--- START ---

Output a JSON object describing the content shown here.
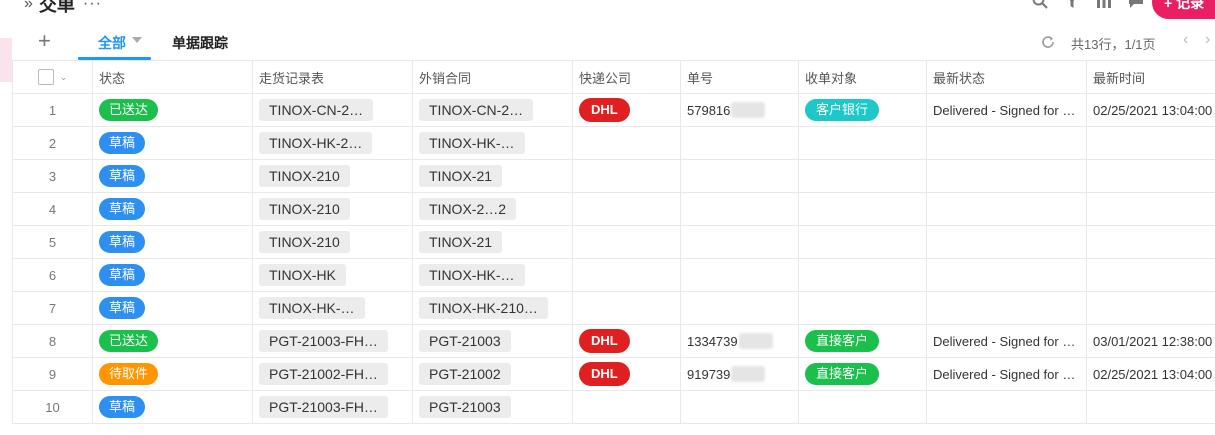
{
  "header": {
    "chevrons": "»",
    "title": "交单",
    "more": "···",
    "new_record_label": "+ 记录",
    "icons": [
      "search-icon",
      "filter-icon",
      "chart-icon",
      "comment-icon"
    ]
  },
  "toolbar": {
    "add_view": "+",
    "tabs": [
      {
        "label": "全部",
        "active": true
      },
      {
        "label": "单据跟踪",
        "active": false
      }
    ],
    "summary": "共13行，1/1页",
    "prev": "‹",
    "next": "›"
  },
  "table": {
    "columns": [
      "状态",
      "走货记录表",
      "外销合同",
      "快递公司",
      "单号",
      "收单对象",
      "最新状态",
      "最新时间"
    ],
    "rows": [
      {
        "num": "1",
        "status": "已送达",
        "status_color": "#1bbf4c",
        "shipping": "TINOX-CN-2…",
        "contract": "TINOX-CN-2…",
        "courier": "DHL",
        "tracking": "579816",
        "target": "客户银行",
        "target_color": "#1ec8c8",
        "latest_status": "Delivered - Signed for …",
        "latest_time": "02/25/2021 13:04:00"
      },
      {
        "num": "2",
        "status": "草稿",
        "status_color": "#2d8ff0",
        "shipping": "TINOX-HK-2…",
        "contract": "TINOX-HK-…",
        "courier": "",
        "tracking": "",
        "target": "",
        "target_color": "",
        "latest_status": "",
        "latest_time": ""
      },
      {
        "num": "3",
        "status": "草稿",
        "status_color": "#2d8ff0",
        "shipping": "TINOX-210",
        "contract": "TINOX-21",
        "courier": "",
        "tracking": "",
        "target": "",
        "target_color": "",
        "latest_status": "",
        "latest_time": ""
      },
      {
        "num": "4",
        "status": "草稿",
        "status_color": "#2d8ff0",
        "shipping": "TINOX-210",
        "contract": "TINOX-2…2",
        "courier": "",
        "tracking": "",
        "target": "",
        "target_color": "",
        "latest_status": "",
        "latest_time": ""
      },
      {
        "num": "5",
        "status": "草稿",
        "status_color": "#2d8ff0",
        "shipping": "TINOX-210",
        "contract": "TINOX-21",
        "courier": "",
        "tracking": "",
        "target": "",
        "target_color": "",
        "latest_status": "",
        "latest_time": ""
      },
      {
        "num": "6",
        "status": "草稿",
        "status_color": "#2d8ff0",
        "shipping": "TINOX-HK",
        "contract": "TINOX-HK-…",
        "courier": "",
        "tracking": "",
        "target": "",
        "target_color": "",
        "latest_status": "",
        "latest_time": ""
      },
      {
        "num": "7",
        "status": "草稿",
        "status_color": "#2d8ff0",
        "shipping": "TINOX-HK-…",
        "contract": "TINOX-HK-210…",
        "courier": "",
        "tracking": "",
        "target": "",
        "target_color": "",
        "latest_status": "",
        "latest_time": ""
      },
      {
        "num": "8",
        "status": "已送达",
        "status_color": "#1bbf4c",
        "shipping": "PGT-21003-FH…",
        "contract": "PGT-21003",
        "courier": "DHL",
        "tracking": "1334739",
        "target": "直接客户",
        "target_color": "#1bbf4c",
        "latest_status": "Delivered - Signed for …",
        "latest_time": "03/01/2021 12:38:00"
      },
      {
        "num": "9",
        "status": "待取件",
        "status_color": "#ff9500",
        "shipping": "PGT-21002-FH…",
        "contract": "PGT-21002",
        "courier": "DHL",
        "tracking": "919739",
        "target": "直接客户",
        "target_color": "#1bbf4c",
        "latest_status": "Delivered - Signed for …",
        "latest_time": "02/25/2021 13:04:00"
      },
      {
        "num": "10",
        "status": "草稿",
        "status_color": "#2d8ff0",
        "shipping": "PGT-21003-FH…",
        "contract": "PGT-21003",
        "courier": "",
        "tracking": "",
        "target": "",
        "target_color": "",
        "latest_status": "",
        "latest_time": ""
      }
    ]
  }
}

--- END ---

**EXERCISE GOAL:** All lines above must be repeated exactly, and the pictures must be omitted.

**ANSWER FOR THIS EXERCISE:**
Output a JSON object describing the content shown here.
{
  "header": {
    "chevrons": "»",
    "title": "交单",
    "more": "···",
    "new_record_label": "+ 记录",
    "icons": [
      "search-icon",
      "filter-icon",
      "chart-icon",
      "comment-icon"
    ]
  },
  "toolbar": {
    "add_view": "+",
    "tabs": [
      {
        "label": "全部",
        "active": true
      },
      {
        "label": "单据跟踪",
        "active": false
      }
    ],
    "summary": "共13行，1/1页",
    "prev": "‹",
    "next": "›"
  },
  "table": {
    "columns": [
      "状态",
      "走货记录表",
      "外销合同",
      "快递公司",
      "单号",
      "收单对象",
      "最新状态",
      "最新时间"
    ],
    "rows": [
      {
        "num": "1",
        "status": "已送达",
        "status_color": "#1bbf4c",
        "shipping": "TINOX-CN-2…",
        "contract": "TINOX-CN-2…",
        "courier": "DHL",
        "tracking": "579816",
        "target": "客户银行",
        "target_color": "#1ec8c8",
        "latest_status": "Delivered - Signed for …",
        "latest_time": "02/25/2021 13:04:00"
      },
      {
        "num": "2",
        "status": "草稿",
        "status_color": "#2d8ff0",
        "shipping": "TINOX-HK-2…",
        "contract": "TINOX-HK-…",
        "courier": "",
        "tracking": "",
        "target": "",
        "target_color": "",
        "latest_status": "",
        "latest_time": ""
      },
      {
        "num": "3",
        "status": "草稿",
        "status_color": "#2d8ff0",
        "shipping": "TINOX-210",
        "contract": "TINOX-21",
        "courier": "",
        "tracking": "",
        "target": "",
        "target_color": "",
        "latest_status": "",
        "latest_time": ""
      },
      {
        "num": "4",
        "status": "草稿",
        "status_color": "#2d8ff0",
        "shipping": "TINOX-210",
        "contract": "TINOX-2…2",
        "courier": "",
        "tracking": "",
        "target": "",
        "target_color": "",
        "latest_status": "",
        "latest_time": ""
      },
      {
        "num": "5",
        "status": "草稿",
        "status_color": "#2d8ff0",
        "shipping": "TINOX-210",
        "contract": "TINOX-21",
        "courier": "",
        "tracking": "",
        "target": "",
        "target_color": "",
        "latest_status": "",
        "latest_time": ""
      },
      {
        "num": "6",
        "status": "草稿",
        "status_color": "#2d8ff0",
        "shipping": "TINOX-HK",
        "contract": "TINOX-HK-…",
        "courier": "",
        "tracking": "",
        "target": "",
        "target_color": "",
        "latest_status": "",
        "latest_time": ""
      },
      {
        "num": "7",
        "status": "草稿",
        "status_color": "#2d8ff0",
        "shipping": "TINOX-HK-…",
        "contract": "TINOX-HK-210…",
        "courier": "",
        "tracking": "",
        "target": "",
        "target_color": "",
        "latest_status": "",
        "latest_time": ""
      },
      {
        "num": "8",
        "status": "已送达",
        "status_color": "#1bbf4c",
        "shipping": "PGT-21003-FH…",
        "contract": "PGT-21003",
        "courier": "DHL",
        "tracking": "1334739",
        "target": "直接客户",
        "target_color": "#1bbf4c",
        "latest_status": "Delivered - Signed for …",
        "latest_time": "03/01/2021 12:38:00"
      },
      {
        "num": "9",
        "status": "待取件",
        "status_color": "#ff9500",
        "shipping": "PGT-21002-FH…",
        "contract": "PGT-21002",
        "courier": "DHL",
        "tracking": "919739",
        "target": "直接客户",
        "target_color": "#1bbf4c",
        "latest_status": "Delivered - Signed for …",
        "latest_time": "02/25/2021 13:04:00"
      },
      {
        "num": "10",
        "status": "草稿",
        "status_color": "#2d8ff0",
        "shipping": "PGT-21003-FH…",
        "contract": "PGT-21003",
        "courier": "",
        "tracking": "",
        "target": "",
        "target_color": "",
        "latest_status": "",
        "latest_time": ""
      }
    ]
  }
}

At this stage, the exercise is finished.